Interface dataset entries
□ □ □ □ □
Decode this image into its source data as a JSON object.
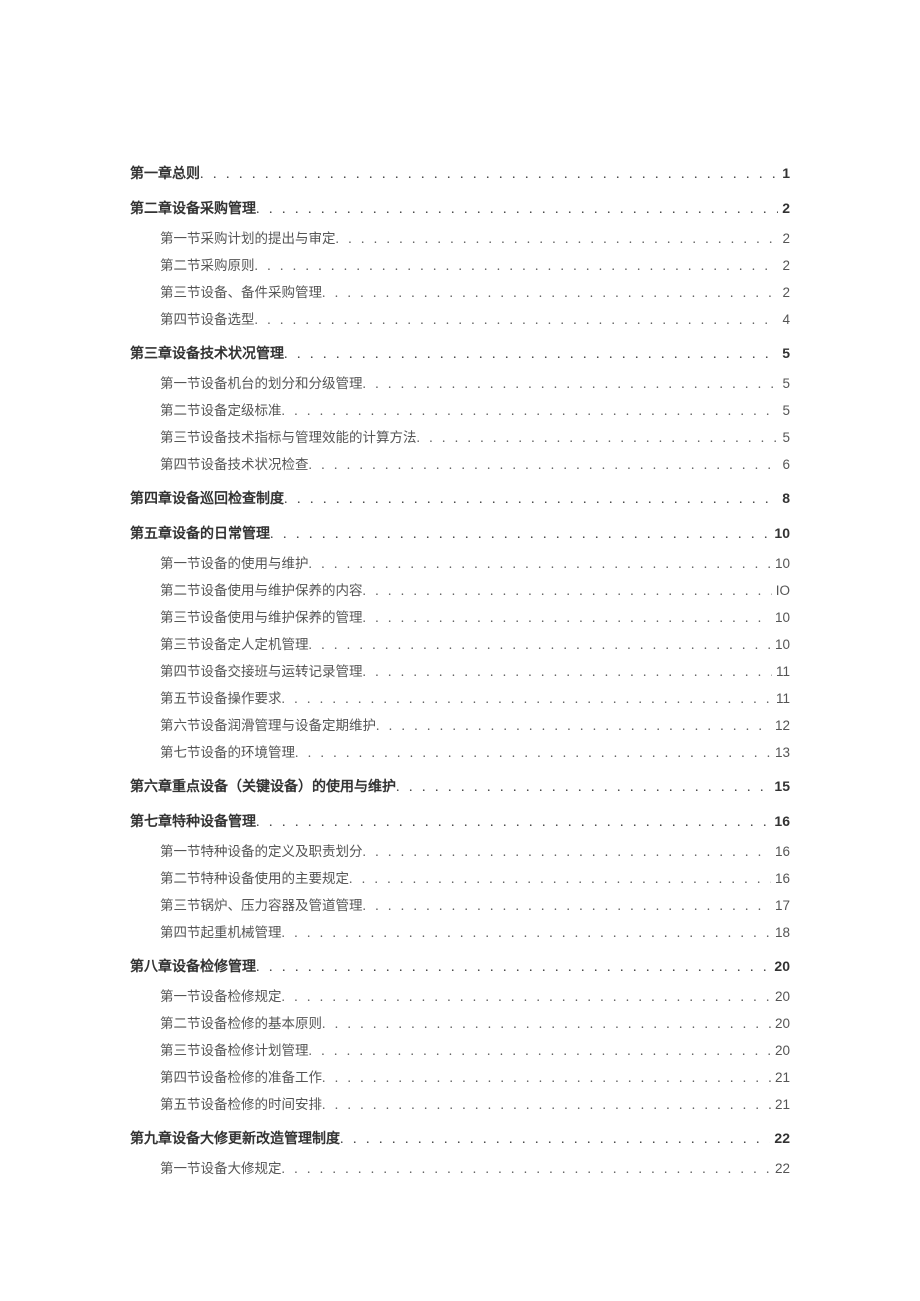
{
  "toc": [
    {
      "level": 1,
      "title": "第一章总则",
      "page": "1"
    },
    {
      "level": 1,
      "title": "第二章设备采购管理",
      "page": "2"
    },
    {
      "level": 2,
      "title": "第一节采购计划的提出与审定",
      "page": "2"
    },
    {
      "level": 2,
      "title": "第二节采购原则",
      "page": "2"
    },
    {
      "level": 2,
      "title": "第三节设备、备件采购管理",
      "page": "2"
    },
    {
      "level": 2,
      "title": "第四节设备选型",
      "page": "4"
    },
    {
      "level": 1,
      "title": "第三章设备技术状况管理",
      "page": "5"
    },
    {
      "level": 2,
      "title": "第一节设备机台的划分和分级管理",
      "page": "5"
    },
    {
      "level": 2,
      "title": "第二节设备定级标准",
      "page": "5"
    },
    {
      "level": 2,
      "title": "第三节设备技术指标与管理效能的计算方法",
      "page": "5"
    },
    {
      "level": 2,
      "title": "第四节设备技术状况检查",
      "page": "6"
    },
    {
      "level": 1,
      "title": "第四章设备巡回检查制度",
      "page": "8"
    },
    {
      "level": 1,
      "title": "第五章设备的日常管理",
      "page": "10"
    },
    {
      "level": 2,
      "title": "第一节设备的使用与维护",
      "page": "10"
    },
    {
      "level": 2,
      "title": "第二节设备使用与维护保养的内容",
      "page": "IO"
    },
    {
      "level": 2,
      "title": "第三节设备使用与维护保养的管理",
      "page": "10"
    },
    {
      "level": 2,
      "title": "第三节设备定人定机管理",
      "page": "10"
    },
    {
      "level": 2,
      "title": "第四节设备交接班与运转记录管理",
      "page": "11"
    },
    {
      "level": 2,
      "title": "第五节设备操作要求",
      "page": "11"
    },
    {
      "level": 2,
      "title": "第六节设备润滑管理与设备定期维护",
      "page": "12"
    },
    {
      "level": 2,
      "title": "第七节设备的环境管理",
      "page": "13"
    },
    {
      "level": 1,
      "title": "第六章重点设备（关键设备）的使用与维护",
      "page": "15"
    },
    {
      "level": 1,
      "title": "第七章特种设备管理",
      "page": "16"
    },
    {
      "level": 2,
      "title": "第一节特种设备的定义及职责划分",
      "page": "16"
    },
    {
      "level": 2,
      "title": "第二节特种设备使用的主要规定",
      "page": "16"
    },
    {
      "level": 2,
      "title": "第三节锅炉、压力容器及管道管理",
      "page": "17"
    },
    {
      "level": 2,
      "title": "第四节起重机械管理",
      "page": "18"
    },
    {
      "level": 1,
      "title": "第八章设备检修管理",
      "page": "20"
    },
    {
      "level": 2,
      "title": "第一节设备检修规定",
      "page": "20"
    },
    {
      "level": 2,
      "title": "第二节设备检修的基本原则",
      "page": "20"
    },
    {
      "level": 2,
      "title": "第三节设备检修计划管理",
      "page": "20"
    },
    {
      "level": 2,
      "title": "第四节设备检修的准备工作",
      "page": "21"
    },
    {
      "level": 2,
      "title": "第五节设备检修的时间安排",
      "page": "21"
    },
    {
      "level": 1,
      "title": "第九章设备大修更新改造管理制度",
      "page": "22"
    },
    {
      "level": 2,
      "title": "第一节设备大修规定",
      "page": "22"
    }
  ]
}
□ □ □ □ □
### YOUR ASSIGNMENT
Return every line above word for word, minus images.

### RESPONSE AREA
Decode this image into its source data as a JSON object.
{
  "toc": [
    {
      "level": 1,
      "title": "第一章总则",
      "page": "1"
    },
    {
      "level": 1,
      "title": "第二章设备采购管理",
      "page": "2"
    },
    {
      "level": 2,
      "title": "第一节采购计划的提出与审定",
      "page": "2"
    },
    {
      "level": 2,
      "title": "第二节采购原则",
      "page": "2"
    },
    {
      "level": 2,
      "title": "第三节设备、备件采购管理",
      "page": "2"
    },
    {
      "level": 2,
      "title": "第四节设备选型",
      "page": "4"
    },
    {
      "level": 1,
      "title": "第三章设备技术状况管理",
      "page": "5"
    },
    {
      "level": 2,
      "title": "第一节设备机台的划分和分级管理",
      "page": "5"
    },
    {
      "level": 2,
      "title": "第二节设备定级标准",
      "page": "5"
    },
    {
      "level": 2,
      "title": "第三节设备技术指标与管理效能的计算方法",
      "page": "5"
    },
    {
      "level": 2,
      "title": "第四节设备技术状况检查",
      "page": "6"
    },
    {
      "level": 1,
      "title": "第四章设备巡回检查制度",
      "page": "8"
    },
    {
      "level": 1,
      "title": "第五章设备的日常管理",
      "page": "10"
    },
    {
      "level": 2,
      "title": "第一节设备的使用与维护",
      "page": "10"
    },
    {
      "level": 2,
      "title": "第二节设备使用与维护保养的内容",
      "page": "IO"
    },
    {
      "level": 2,
      "title": "第三节设备使用与维护保养的管理",
      "page": "10"
    },
    {
      "level": 2,
      "title": "第三节设备定人定机管理",
      "page": "10"
    },
    {
      "level": 2,
      "title": "第四节设备交接班与运转记录管理",
      "page": "11"
    },
    {
      "level": 2,
      "title": "第五节设备操作要求",
      "page": "11"
    },
    {
      "level": 2,
      "title": "第六节设备润滑管理与设备定期维护",
      "page": "12"
    },
    {
      "level": 2,
      "title": "第七节设备的环境管理",
      "page": "13"
    },
    {
      "level": 1,
      "title": "第六章重点设备（关键设备）的使用与维护",
      "page": "15"
    },
    {
      "level": 1,
      "title": "第七章特种设备管理",
      "page": "16"
    },
    {
      "level": 2,
      "title": "第一节特种设备的定义及职责划分",
      "page": "16"
    },
    {
      "level": 2,
      "title": "第二节特种设备使用的主要规定",
      "page": "16"
    },
    {
      "level": 2,
      "title": "第三节锅炉、压力容器及管道管理",
      "page": "17"
    },
    {
      "level": 2,
      "title": "第四节起重机械管理",
      "page": "18"
    },
    {
      "level": 1,
      "title": "第八章设备检修管理",
      "page": "20"
    },
    {
      "level": 2,
      "title": "第一节设备检修规定",
      "page": "20"
    },
    {
      "level": 2,
      "title": "第二节设备检修的基本原则",
      "page": "20"
    },
    {
      "level": 2,
      "title": "第三节设备检修计划管理",
      "page": "20"
    },
    {
      "level": 2,
      "title": "第四节设备检修的准备工作",
      "page": "21"
    },
    {
      "level": 2,
      "title": "第五节设备检修的时间安排",
      "page": "21"
    },
    {
      "level": 1,
      "title": "第九章设备大修更新改造管理制度",
      "page": "22"
    },
    {
      "level": 2,
      "title": "第一节设备大修规定",
      "page": "22"
    }
  ]
}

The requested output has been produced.